Fire Officials, Residents Discuss Financial Future in Florida

One of the ways West Manatee Fire officials can get voters to support increasing district revenue is to stop throwing the phrase "tax increase" around, suggested a resident.

The idea was among several mentioned during a meeting with residents Tuesday evening on the district's financial future.

Officials said the meeting was a brainstorming session on how to rebuild the district's credibility after three failed attempts to raise property taxes last year.

"The whole purpose was to get some input about how people feel about us," said West Manatee fire Chief Kenneth Price.

It has been almost a year since voters shot down the district's last attempt to increase revenue with higher property taxes. The district said it needed the money to hire more firefighters to meet state standards.

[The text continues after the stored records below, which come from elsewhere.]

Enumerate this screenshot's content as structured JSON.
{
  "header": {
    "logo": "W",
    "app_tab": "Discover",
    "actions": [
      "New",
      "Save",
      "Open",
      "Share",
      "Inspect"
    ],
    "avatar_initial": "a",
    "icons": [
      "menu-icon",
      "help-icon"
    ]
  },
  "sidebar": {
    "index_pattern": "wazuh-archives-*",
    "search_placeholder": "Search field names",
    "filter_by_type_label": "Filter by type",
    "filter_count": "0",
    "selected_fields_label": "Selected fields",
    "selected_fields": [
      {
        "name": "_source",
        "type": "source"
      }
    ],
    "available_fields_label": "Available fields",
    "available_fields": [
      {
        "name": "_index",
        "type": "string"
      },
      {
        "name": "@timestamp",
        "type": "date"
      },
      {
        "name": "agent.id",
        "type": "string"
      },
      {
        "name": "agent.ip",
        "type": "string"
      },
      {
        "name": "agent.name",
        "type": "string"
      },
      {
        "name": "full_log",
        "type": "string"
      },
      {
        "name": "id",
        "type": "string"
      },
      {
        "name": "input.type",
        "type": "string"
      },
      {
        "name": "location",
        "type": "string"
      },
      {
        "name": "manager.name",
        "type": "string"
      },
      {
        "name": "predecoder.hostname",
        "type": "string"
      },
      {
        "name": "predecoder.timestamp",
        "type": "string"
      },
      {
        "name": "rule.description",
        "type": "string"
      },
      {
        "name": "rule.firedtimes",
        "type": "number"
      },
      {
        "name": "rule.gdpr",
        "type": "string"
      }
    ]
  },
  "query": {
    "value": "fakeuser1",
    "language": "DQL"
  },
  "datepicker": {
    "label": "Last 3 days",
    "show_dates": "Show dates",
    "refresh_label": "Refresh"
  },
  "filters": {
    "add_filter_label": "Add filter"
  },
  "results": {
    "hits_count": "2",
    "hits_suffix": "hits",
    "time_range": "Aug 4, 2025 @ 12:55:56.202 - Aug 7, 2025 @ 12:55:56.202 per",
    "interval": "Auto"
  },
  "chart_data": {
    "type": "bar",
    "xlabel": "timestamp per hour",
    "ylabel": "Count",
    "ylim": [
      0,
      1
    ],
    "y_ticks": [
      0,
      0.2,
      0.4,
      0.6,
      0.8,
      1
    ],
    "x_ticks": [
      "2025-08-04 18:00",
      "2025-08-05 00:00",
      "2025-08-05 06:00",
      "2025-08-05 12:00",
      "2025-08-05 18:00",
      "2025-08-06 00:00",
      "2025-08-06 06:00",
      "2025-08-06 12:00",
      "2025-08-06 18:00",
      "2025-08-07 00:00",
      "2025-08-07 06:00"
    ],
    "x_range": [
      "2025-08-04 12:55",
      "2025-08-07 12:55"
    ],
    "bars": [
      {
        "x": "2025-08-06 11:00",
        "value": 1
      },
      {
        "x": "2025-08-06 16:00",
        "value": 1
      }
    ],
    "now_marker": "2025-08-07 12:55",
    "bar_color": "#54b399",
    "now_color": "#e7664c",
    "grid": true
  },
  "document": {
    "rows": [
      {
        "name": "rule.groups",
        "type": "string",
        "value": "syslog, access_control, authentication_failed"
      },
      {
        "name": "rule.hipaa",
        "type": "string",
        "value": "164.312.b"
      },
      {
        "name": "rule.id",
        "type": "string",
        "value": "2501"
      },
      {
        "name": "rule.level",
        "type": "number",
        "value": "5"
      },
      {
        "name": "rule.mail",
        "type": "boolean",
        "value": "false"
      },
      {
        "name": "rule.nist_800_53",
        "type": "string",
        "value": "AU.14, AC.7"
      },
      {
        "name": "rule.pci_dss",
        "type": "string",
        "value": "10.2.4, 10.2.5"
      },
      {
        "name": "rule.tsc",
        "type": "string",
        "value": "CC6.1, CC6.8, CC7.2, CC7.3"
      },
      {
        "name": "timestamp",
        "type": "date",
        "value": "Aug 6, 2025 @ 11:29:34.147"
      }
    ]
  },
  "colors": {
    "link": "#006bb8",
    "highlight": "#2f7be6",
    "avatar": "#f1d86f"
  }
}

Price cited the two-in, two-out rule as one of the more pressing reasons why the district needs more staff. The state requires four firefighters to be present at a burning structure to conduct an interior attack.

But the Manatee County Fire Chiefs Association in May suggested that the district can do without the additional money for at least four to six years.

For now, Price said the department is making do with what they have, but it would like to improve response times.

"The whole issue is adding firefighters," Price said. "That is to position ourselves to be able to handle any fluctuations."

About a dozen residents showed up for the meeting.

West Bradenton resident Dick Olson pointed out that the using the phrase "tax increase" was detrimental to the district's efforts to raise money.

Bob Marshall, a Bradenton resident, suggested that the district look again at consolidating all the fire districts in the county so all would draw their income from the same tax base.

Some at the meeting said they would like to see more detailed budget information, including possible spending cuts, before the district again asks for a tax increase.

"The political landscape is different," Olson said. "Property taxes are increasing. . . . The political environment is up to its eyeball in taxes."

In other news, the district is receiving $282,568 from the U.S. Department of Homeland Security's 2004 Assistance to Firefighters Grant Program. Price said the department has leftover grant money from the fiscal 2004 year, and decided to award a portion of that to the West Manatee Fire District.

The fund is intended for new equipment, firefighter health and safety programs, enhanced emergency medical services programs, and to conduct fire education and prevention programs, according to a district statement.

Sylvia Lim, criminal justice reporter, can be reached at

Distributed by the Associated Press